* _Problem description_
Search through the entries for the word "placeholder" and copy every line that has it.

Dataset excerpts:
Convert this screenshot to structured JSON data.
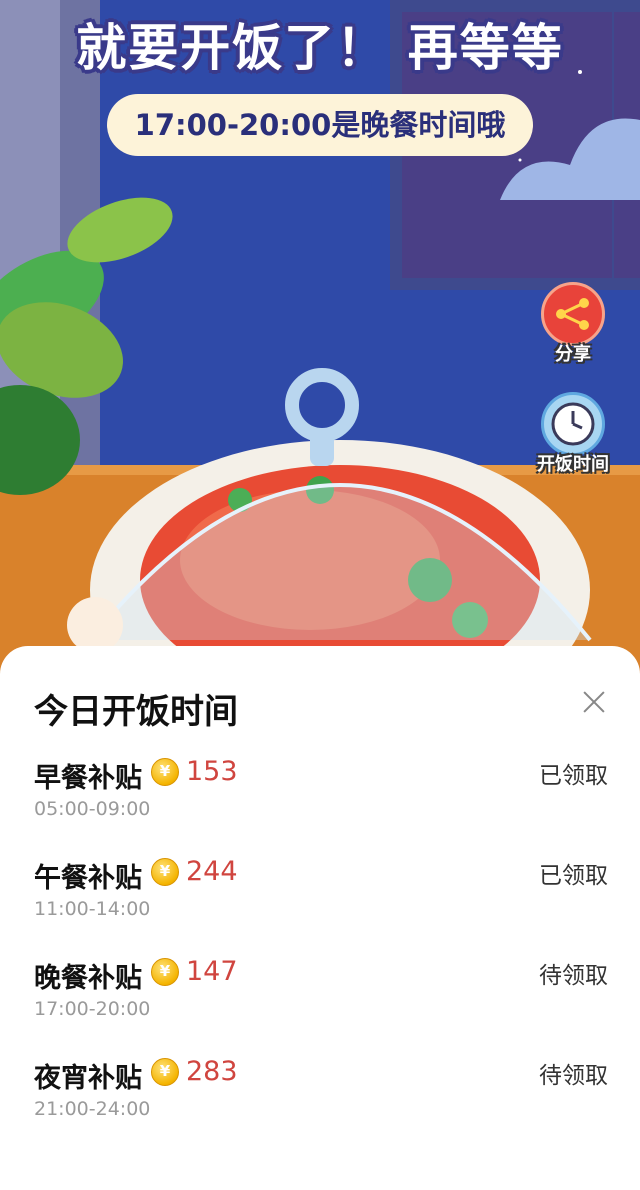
{
  "header": {
    "headline": "就要开饭了！ 再等等",
    "subtitle": "17:00-20:00是晚餐时间哦"
  },
  "side_buttons": {
    "share_label": "分享",
    "mealtime_label": "开饭时间"
  },
  "sheet": {
    "title": "今日开饭时间",
    "meals": [
      {
        "name": "早餐补贴",
        "amount": "153",
        "time": "05:00-09:00",
        "status": "已领取"
      },
      {
        "name": "午餐补贴",
        "amount": "244",
        "time": "11:00-14:00",
        "status": "已领取"
      },
      {
        "name": "晚餐补贴",
        "amount": "147",
        "time": "17:00-20:00",
        "status": "待领取"
      },
      {
        "name": "夜宵补贴",
        "amount": "283",
        "time": "21:00-24:00",
        "status": "待领取"
      }
    ]
  },
  "colors": {
    "wall": "#2f4aa8",
    "table": "#d9822b",
    "amount": "#d0453f",
    "share_button": "#e8433a"
  },
  "icons": [
    "share-icon",
    "clock-icon",
    "coin-icon",
    "close-icon"
  ]
}
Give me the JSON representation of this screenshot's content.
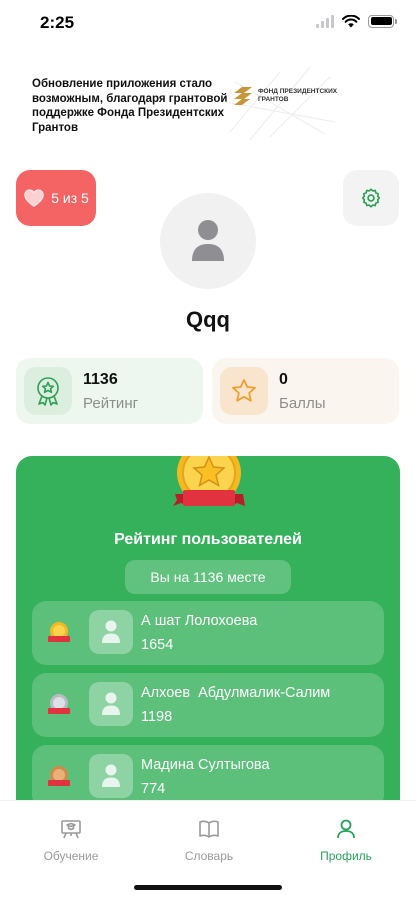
{
  "status_bar": {
    "time": "2:25"
  },
  "banner": {
    "text": "Обновление приложения стало возможным, благодаря грантовой поддержке Фонда Президентских Грантов",
    "logo_text": "ФОНД ПРЕЗИДЕНТСКИХ ГРАНТОВ"
  },
  "lives": {
    "label": "5 из 5"
  },
  "profile": {
    "username": "Qqq"
  },
  "stats": {
    "rating": {
      "value": "1136",
      "label": "Рейтинг"
    },
    "points": {
      "value": "0",
      "label": "Баллы"
    }
  },
  "leaderboard": {
    "title": "Рейтинг пользователей",
    "your_place": "Вы на 1136 месте",
    "rows": [
      {
        "rank": "1",
        "medal": "gold",
        "name": "А шат Лолохоева",
        "score": "1654"
      },
      {
        "rank": "2",
        "medal": "silver",
        "name": "Алхоев  Абдулмалик-Салим",
        "score": "1198"
      },
      {
        "rank": "3",
        "medal": "bronze",
        "name": "Мадина Султыгова",
        "score": "774"
      }
    ]
  },
  "tabs": [
    {
      "label": "Обучение",
      "icon": "learning-icon",
      "active": false
    },
    {
      "label": "Словарь",
      "icon": "book-icon",
      "active": false
    },
    {
      "label": "Профиль",
      "icon": "profile-icon",
      "active": true
    }
  ],
  "colors": {
    "accent_green": "#34b15a",
    "active_tab": "#27a25a",
    "lives_red": "#f46464"
  }
}
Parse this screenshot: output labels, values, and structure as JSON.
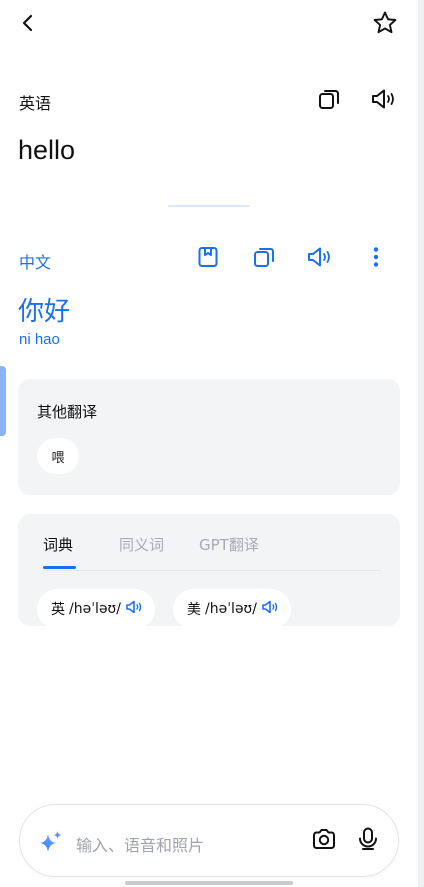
{
  "source": {
    "language": "英语",
    "text": "hello"
  },
  "target": {
    "language": "中文",
    "text": "你好",
    "pinyin": "ni hao"
  },
  "other_translations": {
    "title": "其他翻译",
    "items": [
      "喂"
    ]
  },
  "dictionary": {
    "tabs": [
      {
        "label": "词典",
        "active": true
      },
      {
        "label": "同义词",
        "active": false
      },
      {
        "label": "GPT翻译",
        "active": false
      }
    ],
    "pronunciations": [
      {
        "region": "英",
        "ipa": "/həˈləʊ/"
      },
      {
        "region": "美",
        "ipa": "/həˈləʊ/"
      }
    ]
  },
  "input": {
    "placeholder": "输入、语音和照片"
  },
  "colors": {
    "accent": "#1a6ff0",
    "card_bg": "#f3f4f6",
    "placeholder": "#a0a3aa"
  },
  "icons": {
    "back": "chevron-left-icon",
    "favorite": "star-outline-icon",
    "copy": "copy-icon",
    "speaker": "speaker-icon",
    "bookmark": "bookmark-icon",
    "more": "more-vertical-icon",
    "sparkle": "sparkle-icon",
    "camera": "camera-icon",
    "microphone": "microphone-icon"
  }
}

* _Solution to this exercise_
    "placeholder": "输入、语音和照片"
    "placeholder": "#a0a3aa"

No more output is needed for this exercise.